:: Problem to work on ::
As you restate the entries, keep every word intact and leave out whatever images they hold.

[Records drawn from a dataset]
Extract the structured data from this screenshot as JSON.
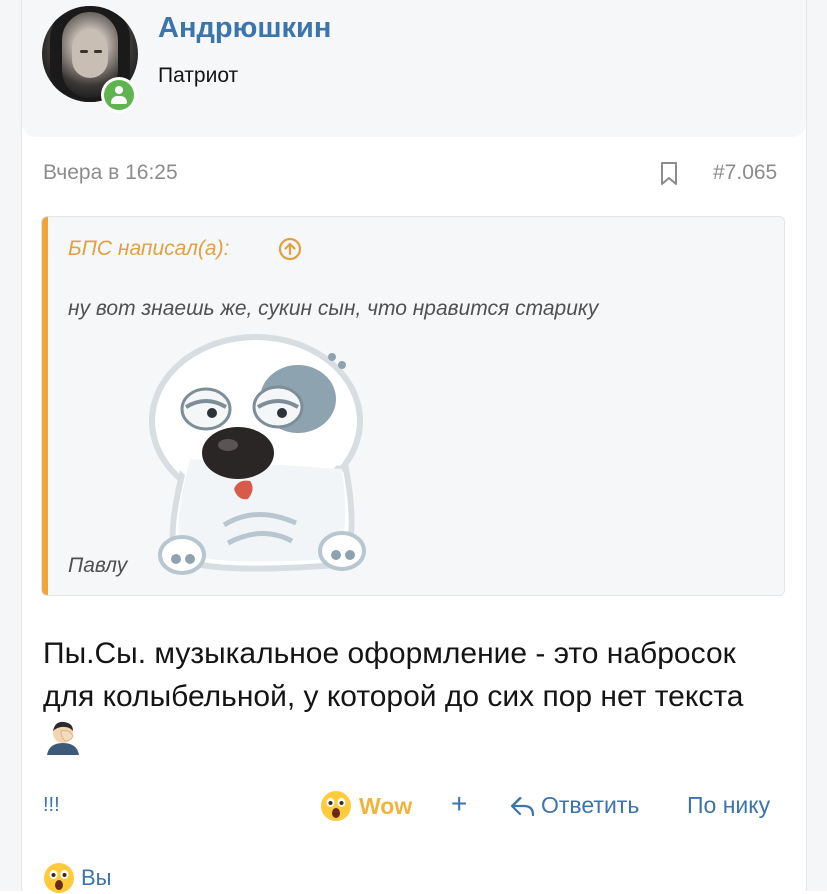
{
  "user": {
    "name": "Андрюшкин",
    "title": "Патриот"
  },
  "post": {
    "date": "Вчера в 16:25",
    "number": "#7.065",
    "quote": {
      "author": "БПС написал(а):",
      "text": "ну вот знаешь же, сукин сын, что нравится старику",
      "sign": "Павлу"
    },
    "body": "Пы.Сы. музыкальное оформление - это набросок для колыбельной, у которой до сих пор нет текста"
  },
  "actions": {
    "report": "!!!",
    "wow": "Wow",
    "add": "+",
    "reply": "Ответить",
    "nick": "По нику"
  },
  "reactions": {
    "summary": "Вы"
  },
  "colors": {
    "link": "#3c74ac",
    "quote_accent": "#f0a43a",
    "online": "#5fb450",
    "wow": "#f0b43c"
  }
}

:: Output for this task ::
Extract the structured data from this screenshot as JSON.
{
  "user": {
    "name": "Андрюшкин",
    "title": "Патриот"
  },
  "post": {
    "date": "Вчера в 16:25",
    "number": "#7.065",
    "quote": {
      "author": "БПС написал(а):",
      "text": "ну вот знаешь же, сукин сын, что нравится старику",
      "sign": "Павлу"
    },
    "body": "Пы.Сы. музыкальное оформление - это набросок для колыбельной, у которой до сих пор нет текста"
  },
  "actions": {
    "report": "!!!",
    "wow": "Wow",
    "add": "+",
    "reply": "Ответить",
    "nick": "По нику"
  },
  "reactions": {
    "summary": "Вы"
  },
  "colors": {
    "link": "#3c74ac",
    "quote_accent": "#f0a43a",
    "online": "#5fb450",
    "wow": "#f0b43c"
  }
}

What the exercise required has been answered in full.